Both competitors had to integrate two ingredients into all three courses: lemongrass and macadamia nuts.
Lordman decided to go with scallops with a macadamia nut puree, a chargrilled pork loin with macadamia nut chimichurri and a passion fruit and pineapple yogurt parfait.
“It’s impossible to talk about how much Ed has grown in the last six weeks,” chef Tiffani Faison, the East Coast team’s mentor and team captain, said on the show. “One of the great things about Ed is how soulful his cooking is, and I think he’s really learning to embrace that and let that be his strength.”
As time ran out and chefs threw up their hands with both pride and exasperation, all that was left to do was wait for the judges’ final decision.
“Really well done. Pork loin has a gorgeous char on the outside of it … a really spectacular meal in general,” Lofaso said.
Despite the positive feedback, Lordman ultimately took second place to Bliss.

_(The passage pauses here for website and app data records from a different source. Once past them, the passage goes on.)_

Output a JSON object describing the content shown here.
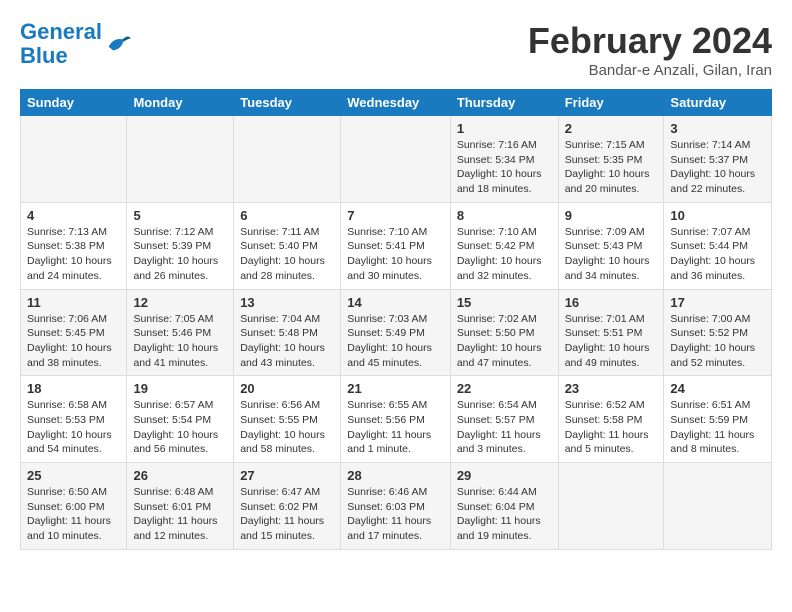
{
  "header": {
    "logo_line1": "General",
    "logo_line2": "Blue",
    "month_year": "February 2024",
    "location": "Bandar-e Anzali, Gilan, Iran"
  },
  "days_of_week": [
    "Sunday",
    "Monday",
    "Tuesday",
    "Wednesday",
    "Thursday",
    "Friday",
    "Saturday"
  ],
  "weeks": [
    [
      {
        "day": "",
        "info": ""
      },
      {
        "day": "",
        "info": ""
      },
      {
        "day": "",
        "info": ""
      },
      {
        "day": "",
        "info": ""
      },
      {
        "day": "1",
        "info": "Sunrise: 7:16 AM\nSunset: 5:34 PM\nDaylight: 10 hours\nand 18 minutes."
      },
      {
        "day": "2",
        "info": "Sunrise: 7:15 AM\nSunset: 5:35 PM\nDaylight: 10 hours\nand 20 minutes."
      },
      {
        "day": "3",
        "info": "Sunrise: 7:14 AM\nSunset: 5:37 PM\nDaylight: 10 hours\nand 22 minutes."
      }
    ],
    [
      {
        "day": "4",
        "info": "Sunrise: 7:13 AM\nSunset: 5:38 PM\nDaylight: 10 hours\nand 24 minutes."
      },
      {
        "day": "5",
        "info": "Sunrise: 7:12 AM\nSunset: 5:39 PM\nDaylight: 10 hours\nand 26 minutes."
      },
      {
        "day": "6",
        "info": "Sunrise: 7:11 AM\nSunset: 5:40 PM\nDaylight: 10 hours\nand 28 minutes."
      },
      {
        "day": "7",
        "info": "Sunrise: 7:10 AM\nSunset: 5:41 PM\nDaylight: 10 hours\nand 30 minutes."
      },
      {
        "day": "8",
        "info": "Sunrise: 7:10 AM\nSunset: 5:42 PM\nDaylight: 10 hours\nand 32 minutes."
      },
      {
        "day": "9",
        "info": "Sunrise: 7:09 AM\nSunset: 5:43 PM\nDaylight: 10 hours\nand 34 minutes."
      },
      {
        "day": "10",
        "info": "Sunrise: 7:07 AM\nSunset: 5:44 PM\nDaylight: 10 hours\nand 36 minutes."
      }
    ],
    [
      {
        "day": "11",
        "info": "Sunrise: 7:06 AM\nSunset: 5:45 PM\nDaylight: 10 hours\nand 38 minutes."
      },
      {
        "day": "12",
        "info": "Sunrise: 7:05 AM\nSunset: 5:46 PM\nDaylight: 10 hours\nand 41 minutes."
      },
      {
        "day": "13",
        "info": "Sunrise: 7:04 AM\nSunset: 5:48 PM\nDaylight: 10 hours\nand 43 minutes."
      },
      {
        "day": "14",
        "info": "Sunrise: 7:03 AM\nSunset: 5:49 PM\nDaylight: 10 hours\nand 45 minutes."
      },
      {
        "day": "15",
        "info": "Sunrise: 7:02 AM\nSunset: 5:50 PM\nDaylight: 10 hours\nand 47 minutes."
      },
      {
        "day": "16",
        "info": "Sunrise: 7:01 AM\nSunset: 5:51 PM\nDaylight: 10 hours\nand 49 minutes."
      },
      {
        "day": "17",
        "info": "Sunrise: 7:00 AM\nSunset: 5:52 PM\nDaylight: 10 hours\nand 52 minutes."
      }
    ],
    [
      {
        "day": "18",
        "info": "Sunrise: 6:58 AM\nSunset: 5:53 PM\nDaylight: 10 hours\nand 54 minutes."
      },
      {
        "day": "19",
        "info": "Sunrise: 6:57 AM\nSunset: 5:54 PM\nDaylight: 10 hours\nand 56 minutes."
      },
      {
        "day": "20",
        "info": "Sunrise: 6:56 AM\nSunset: 5:55 PM\nDaylight: 10 hours\nand 58 minutes."
      },
      {
        "day": "21",
        "info": "Sunrise: 6:55 AM\nSunset: 5:56 PM\nDaylight: 11 hours\nand 1 minute."
      },
      {
        "day": "22",
        "info": "Sunrise: 6:54 AM\nSunset: 5:57 PM\nDaylight: 11 hours\nand 3 minutes."
      },
      {
        "day": "23",
        "info": "Sunrise: 6:52 AM\nSunset: 5:58 PM\nDaylight: 11 hours\nand 5 minutes."
      },
      {
        "day": "24",
        "info": "Sunrise: 6:51 AM\nSunset: 5:59 PM\nDaylight: 11 hours\nand 8 minutes."
      }
    ],
    [
      {
        "day": "25",
        "info": "Sunrise: 6:50 AM\nSunset: 6:00 PM\nDaylight: 11 hours\nand 10 minutes."
      },
      {
        "day": "26",
        "info": "Sunrise: 6:48 AM\nSunset: 6:01 PM\nDaylight: 11 hours\nand 12 minutes."
      },
      {
        "day": "27",
        "info": "Sunrise: 6:47 AM\nSunset: 6:02 PM\nDaylight: 11 hours\nand 15 minutes."
      },
      {
        "day": "28",
        "info": "Sunrise: 6:46 AM\nSunset: 6:03 PM\nDaylight: 11 hours\nand 17 minutes."
      },
      {
        "day": "29",
        "info": "Sunrise: 6:44 AM\nSunset: 6:04 PM\nDaylight: 11 hours\nand 19 minutes."
      },
      {
        "day": "",
        "info": ""
      },
      {
        "day": "",
        "info": ""
      }
    ]
  ]
}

Looking back on the show
In his 11 days spent lodged in Hermosa Beach, California, for filming, Lordman recalled how the long, 10-hour days on set pushed him to new heights both personally and professionally.
Although the picturesque b-roll shot in Redondo Beach gave the illusion that everything on the show was smooth sailing, what you did not see on camera is the yelling for a medic when someone sliced a finger in a speed round, or the dripping sweat from spending hours in the sun.
“Producers were like, ‘Are you OK? Your face is swelling up,'” Lordman said of some of the hotter filming days.
One thing that also was cut down during editing was the constant joking around between host Lofaso and team captains Faison and Brooke Williamson, most of which was cut during editing.
“You can tell that they hang out, they’re hilarious. They kind of lightened it up,” Lordman said.
He especially learned a lot from Faison, who served as his mentor for the East Coast team. She provided advice on everything from technical tips like balancing salt and acidity, to life advice, like cooking from the soul.
“She’s a beast in the kitchen, she’s a warrior,” Lordman said. “She puts a lot of heart and a lot of soul in the kitchen.”
Despite the intense pressure of cooking in sometimes two timed challenges a day, Lordman said felt he was competing more against himself than the other chefs.
“Mentally, it was taxing. Your heart’s racing already. ‘What’s the challenge going to be? Who’s going home?'” Lordman said. “There are a lot of things that could go really bad. All these things are going through your head.”
In the nights off when the group of professional chefs, comprised of both East and West coast competitors, would venture out into the California nightlife for food and drink, they checked out the restaurants of some of their mentors.
Lordman said two restaurants the group visited, Playa Provisions, owned by East Coast captain Brooke Williamson, and Otium, owned by guest judge Tim Hollingsworth, were some of the best he has been to in his life.
He said being surrounded by such creative culinary inspirations also propelled him to be a better chef coming home to Pensacola.
And after securing the runner-up position, said he was proud of himself just for having the courage to go and still execute a dish every round.
“That’s what separates the chefs: knowing how to pivot, thinking on the fly, still coming up with something even though it’s completely different,” Lordman said. “That’s talent.”
Stay tuned as Lordman plans to compete in more Food Network shows, and also one day open up a restaurant of his own in Pensacola.